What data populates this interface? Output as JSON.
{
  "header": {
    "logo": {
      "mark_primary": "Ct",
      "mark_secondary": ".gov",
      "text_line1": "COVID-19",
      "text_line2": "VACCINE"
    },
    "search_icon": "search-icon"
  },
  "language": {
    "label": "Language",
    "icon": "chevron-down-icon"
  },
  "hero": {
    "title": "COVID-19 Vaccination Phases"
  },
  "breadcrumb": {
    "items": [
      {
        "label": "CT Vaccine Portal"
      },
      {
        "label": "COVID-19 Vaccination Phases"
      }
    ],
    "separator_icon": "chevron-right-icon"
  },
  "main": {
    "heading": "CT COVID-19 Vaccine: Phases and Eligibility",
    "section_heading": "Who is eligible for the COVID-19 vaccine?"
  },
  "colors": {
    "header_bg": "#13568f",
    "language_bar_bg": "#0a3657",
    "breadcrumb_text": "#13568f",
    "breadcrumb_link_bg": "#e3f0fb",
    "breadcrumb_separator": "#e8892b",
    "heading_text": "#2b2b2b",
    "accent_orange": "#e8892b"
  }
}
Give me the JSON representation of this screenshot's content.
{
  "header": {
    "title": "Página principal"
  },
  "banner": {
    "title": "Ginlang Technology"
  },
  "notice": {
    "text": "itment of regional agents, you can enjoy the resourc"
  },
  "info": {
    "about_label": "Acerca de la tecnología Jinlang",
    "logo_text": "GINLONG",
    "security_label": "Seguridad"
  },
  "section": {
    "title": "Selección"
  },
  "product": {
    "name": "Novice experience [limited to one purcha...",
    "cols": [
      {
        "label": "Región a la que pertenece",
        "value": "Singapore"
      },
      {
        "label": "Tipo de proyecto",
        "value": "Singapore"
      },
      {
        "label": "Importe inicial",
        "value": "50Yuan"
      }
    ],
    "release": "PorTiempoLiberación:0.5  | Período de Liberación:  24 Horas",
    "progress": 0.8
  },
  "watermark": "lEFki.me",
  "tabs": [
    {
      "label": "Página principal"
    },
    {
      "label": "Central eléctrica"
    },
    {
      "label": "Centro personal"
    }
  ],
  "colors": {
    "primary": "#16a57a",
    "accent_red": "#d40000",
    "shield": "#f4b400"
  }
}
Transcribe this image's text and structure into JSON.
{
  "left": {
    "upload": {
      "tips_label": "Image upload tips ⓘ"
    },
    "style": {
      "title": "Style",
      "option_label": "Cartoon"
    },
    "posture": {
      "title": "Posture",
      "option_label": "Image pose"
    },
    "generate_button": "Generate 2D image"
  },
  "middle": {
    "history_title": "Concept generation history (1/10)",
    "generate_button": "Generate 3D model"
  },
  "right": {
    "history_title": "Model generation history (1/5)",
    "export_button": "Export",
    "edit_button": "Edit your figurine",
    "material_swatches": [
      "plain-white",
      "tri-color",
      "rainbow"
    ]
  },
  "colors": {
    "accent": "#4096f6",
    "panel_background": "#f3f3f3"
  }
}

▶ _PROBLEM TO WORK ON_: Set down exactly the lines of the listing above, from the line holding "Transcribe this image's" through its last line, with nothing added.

▶ _RESPONSE FOR THIS EXERCISE_:
Transcribe this image's text and structure into JSON.
{
  "left": {
    "upload": {
      "tips_label": "Image upload tips ⓘ"
    },
    "style": {
      "title": "Style",
      "option_label": "Cartoon"
    },
    "posture": {
      "title": "Posture",
      "option_label": "Image pose"
    },
    "generate_button": "Generate 2D image"
  },
  "middle": {
    "history_title": "Concept generation history (1/10)",
    "generate_button": "Generate 3D model"
  },
  "right": {
    "history_title": "Model generation history (1/5)",
    "export_button": "Export",
    "edit_button": "Edit your figurine",
    "material_swatches": [
      "plain-white",
      "tri-color",
      "rainbow"
    ]
  },
  "colors": {
    "accent": "#4096f6",
    "panel_background": "#f3f3f3"
  }
}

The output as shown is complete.